Polarization imaging can reveal orthogonal information with respect to color about the structural composition of biological tissue, and with the advance of superior polarimeters its use for biomedical applications has proliferated in the last decade. Polarimetry can be used in pre-clinical and clinical settings for the early detection of cancerous tissue. Polarization-based endoscopy with the complementary near-infrared fluorescence imaging modality improves the early diagnosis of flat cancerous lesions in colorectal tumor models. With the development of new polarization sensors the need to use standard laboratory optics to create custom imaging systems increases. These additional optics can behave as polarization filters effectively degrading and modifying the original tissue’s polarization signatures leading to erroneous judgments. Here, we present a framework to characterize the spectral and polarization properties of rigid endoscopes for polarization-based endoscopic imaging.

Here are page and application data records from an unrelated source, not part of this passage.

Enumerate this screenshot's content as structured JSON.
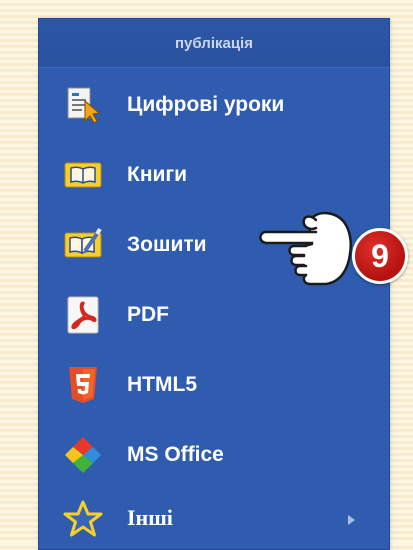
{
  "menu": {
    "header": "публікація",
    "items": [
      {
        "label": "Цифрові уроки",
        "icon": "digital-lesson-icon"
      },
      {
        "label": "Книги",
        "icon": "book-icon"
      },
      {
        "label": "Зошити",
        "icon": "workbook-icon"
      },
      {
        "label": "PDF",
        "icon": "pdf-icon"
      },
      {
        "label": "HTML5",
        "icon": "html5-icon"
      },
      {
        "label": "MS Office",
        "icon": "ms-office-icon"
      },
      {
        "label": "Інші",
        "icon": "star-icon",
        "has_submenu": true
      }
    ]
  },
  "callout": {
    "number": "9",
    "pointer": "pointing-hand-icon",
    "badge_color": "#c8201c"
  },
  "colors": {
    "panel": "#2f5cae",
    "item_text": "#ffffff",
    "header_text": "#c9d6ee"
  }
}
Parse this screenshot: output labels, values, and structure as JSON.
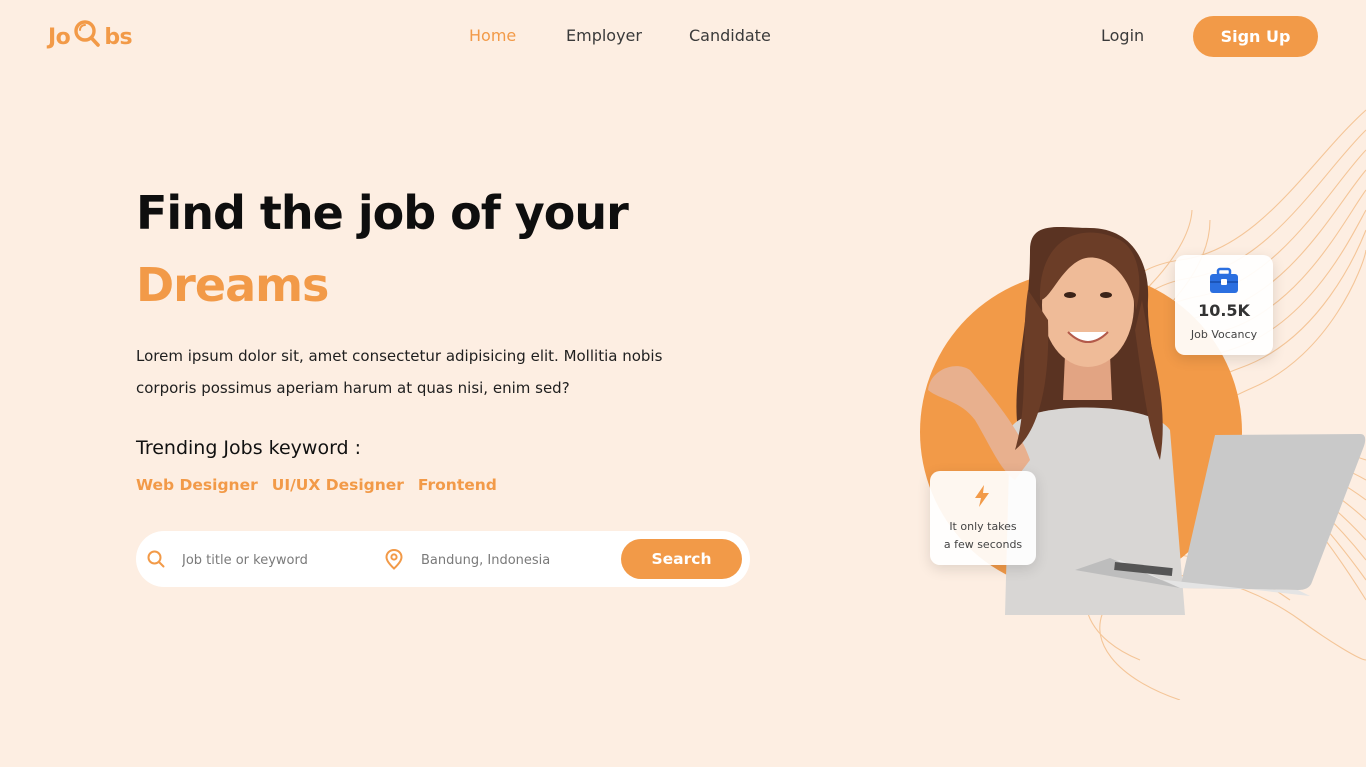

We describe and evaluate two calibration schemes based on Mueller calculus to reconstruct the original polarization information. Optical limitations of the endoscopes and minimum polarimeter requirements are discussed that may be of interest to other researchers working with custom polarization-based imaging systems.
ASJC Scopus subject areas
- Atomic and Molecular Physics, and Optics